I shall be starting a build of one of your earlier works which is the simplified beam engine I believe based on Julius's drawings.

Mike
"Everything I can't find is in a totally secure place"

Offline Brian Rupnow

  • Full Member
  • *****
  • Posts: 6009
  • Barrie, Ontario Canada
Re: Trevithick
« Reply #235 on: October 29, 2020, 02:24:25 PM »
Hi Mike--Good luck with the engine. it was based on an Elmer Verbourg design.---Brian

Offline Brian Rupnow

  • Full Member
  • *****
  • Posts: 6009
  • Barrie, Ontario Canada
Re: Trevithick
« Reply #236 on: October 29, 2020, 08:13:39 PM »
Todays game plan got changed a bit. My waterjet guy was able to make my two steel rings yesterday afternoon, so today I drove over and got them, brought them home, drilled and tapped them and mounted them to the existing flywheel. It's been a cold dreary, rainy day here, but I was glad to get out of the house for a while. The flywheel was originally a piece of 3/16" mild steel plate. I have added a 1/8" steel plate to each side of the rim to make it a little heavier, in hopes that this will let me run the engine slower.

Offline Brian Rupnow

  • Full Member
  • *****
  • Posts: 6009
  • Barrie, Ontario Canada
Re: Trevithick
« Reply #237 on: October 29, 2020, 08:29:58 PM »
This video shows the engine running with the extra plates added to the flywheel. I'm very happy with this result. The engine will run much slower now.---Brian

Offline crueby

  • Full Member
  • *****
  • Posts: 11341
  • Rochester NY
Re: Trevithick
« Reply #238 on: October 29, 2020, 08:33:57 PM »
Very good!!  I wonder what it would do with the same pressure but putting a needle valve inline just before the steam chest to restrict the flow - have gotten good results with that on some engines to slow them even more.
 :popcorn: :popcorn: :popcorn:

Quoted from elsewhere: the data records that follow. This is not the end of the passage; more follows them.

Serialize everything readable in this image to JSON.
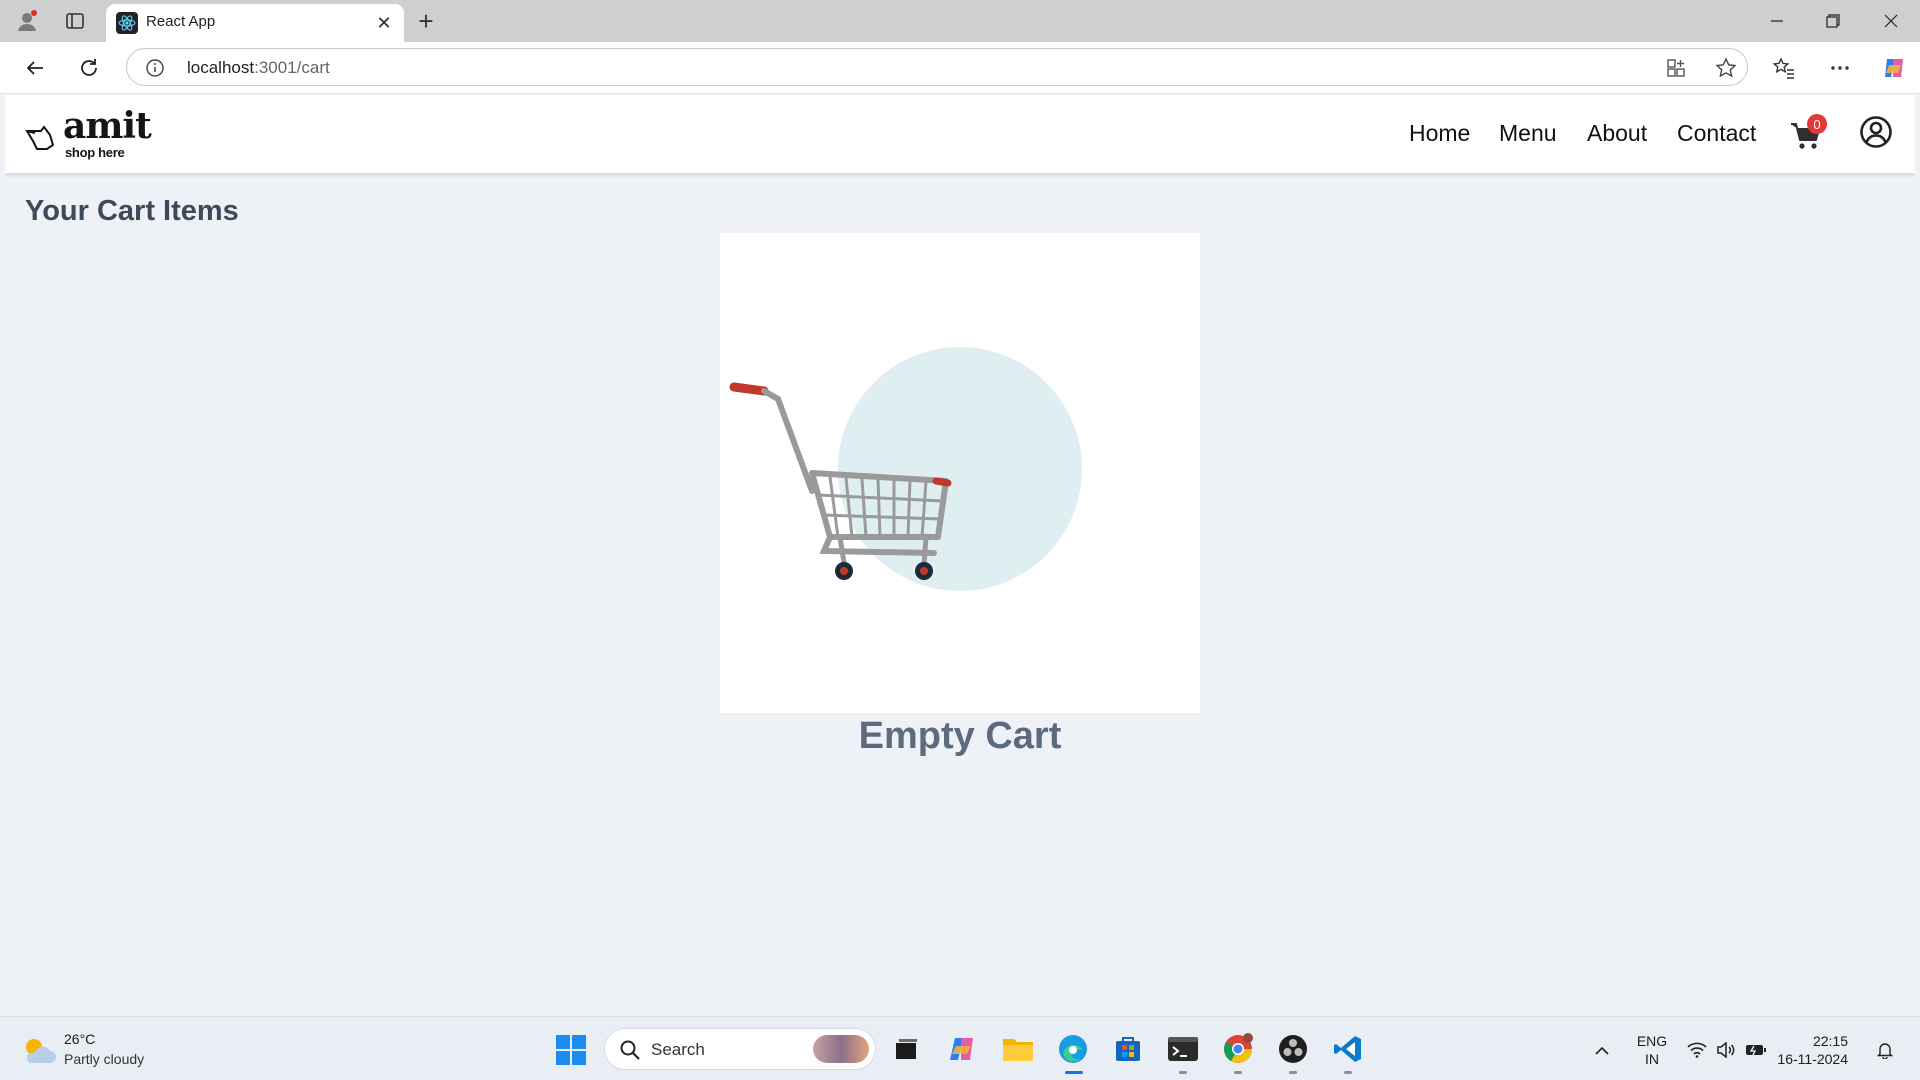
{
  "browser": {
    "tab_title": "React App",
    "url_host": "localhost",
    "url_path": ":3001/cart"
  },
  "site": {
    "logo_name": "amit",
    "logo_tagline": "shop here",
    "nav": [
      "Home",
      "Menu",
      "About",
      "Contact"
    ],
    "cart_count": "0"
  },
  "cart": {
    "title": "Your Cart Items",
    "empty_message": "Empty Cart"
  },
  "taskbar": {
    "temperature": "26°C",
    "weather": "Partly cloudy",
    "search_placeholder": "Search",
    "lang_1": "ENG",
    "lang_2": "IN",
    "time": "22:15",
    "date": "16-11-2024"
  },
  "colors": {
    "page_bg": "#eef2f7",
    "badge": "#e53935",
    "title_text": "#3d4a5c",
    "empty_text": "#5d6b80"
  }
}
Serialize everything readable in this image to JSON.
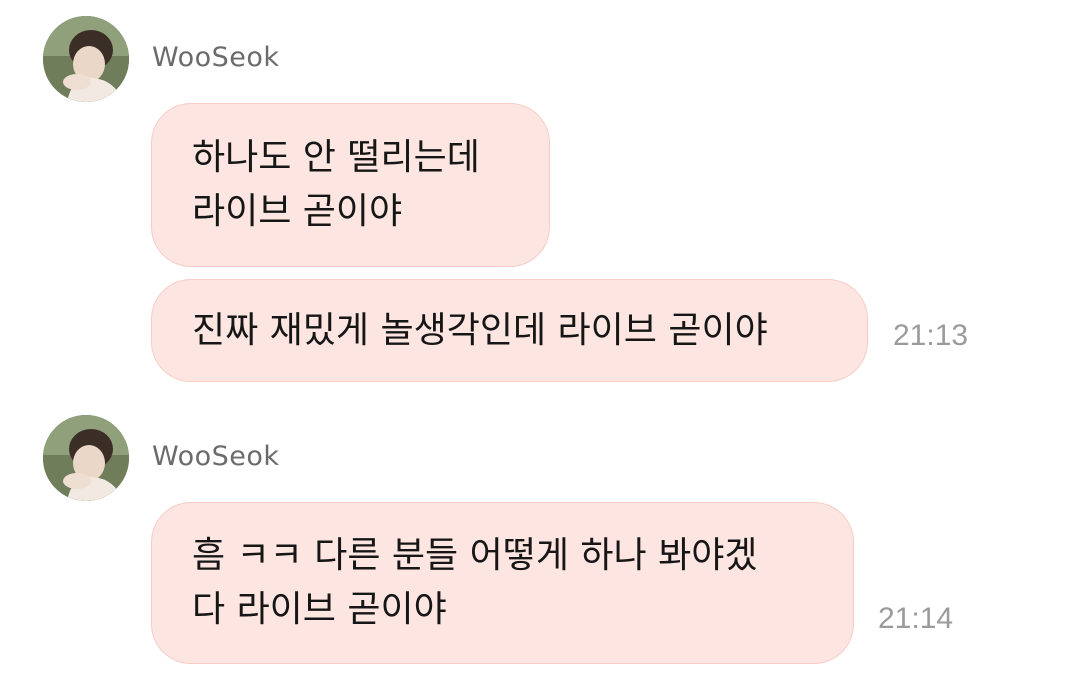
{
  "groups": [
    {
      "sender": "WooSeok",
      "messages": [
        {
          "lines": [
            "하나도 안 떨리는데",
            "라이브 곧이야"
          ],
          "time": ""
        },
        {
          "lines": [
            "진짜 재밌게 놀생각인데 라이브 곧이야"
          ],
          "time": "21:13"
        }
      ]
    },
    {
      "sender": "WooSeok",
      "messages": [
        {
          "lines": [
            "흠 ㅋㅋ 다른 분들 어떻게 하나 봐야겠",
            "다 라이브 곧이야"
          ],
          "time": "21:14"
        }
      ]
    }
  ],
  "colors": {
    "bubble": "#fde5e1",
    "bubble_border": "#f6cdc6",
    "sender": "#6b6b6b",
    "time": "#9b9b9b"
  },
  "icons": {
    "avatar": "profile-photo"
  }
}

Offline Brian Rupnow

  • Full Member
  • *****
  • Posts: 6009
  • Barrie, Ontario Canada
Re: Trevithick
« Reply #239 on: October 29, 2020, 09:42:39 PM »
There are two ways to control the speed of these engines. One is to control the pressure like I am doing. The other way is to hold a high pressure and control the volume of flow with a needle valve. I think the high pressure and needle valve give more control. I have a bank of needle valves here that I used at a steam show to control a bunch of engines about 8 years ago. I may try running my feed hose thru that and see what the results are.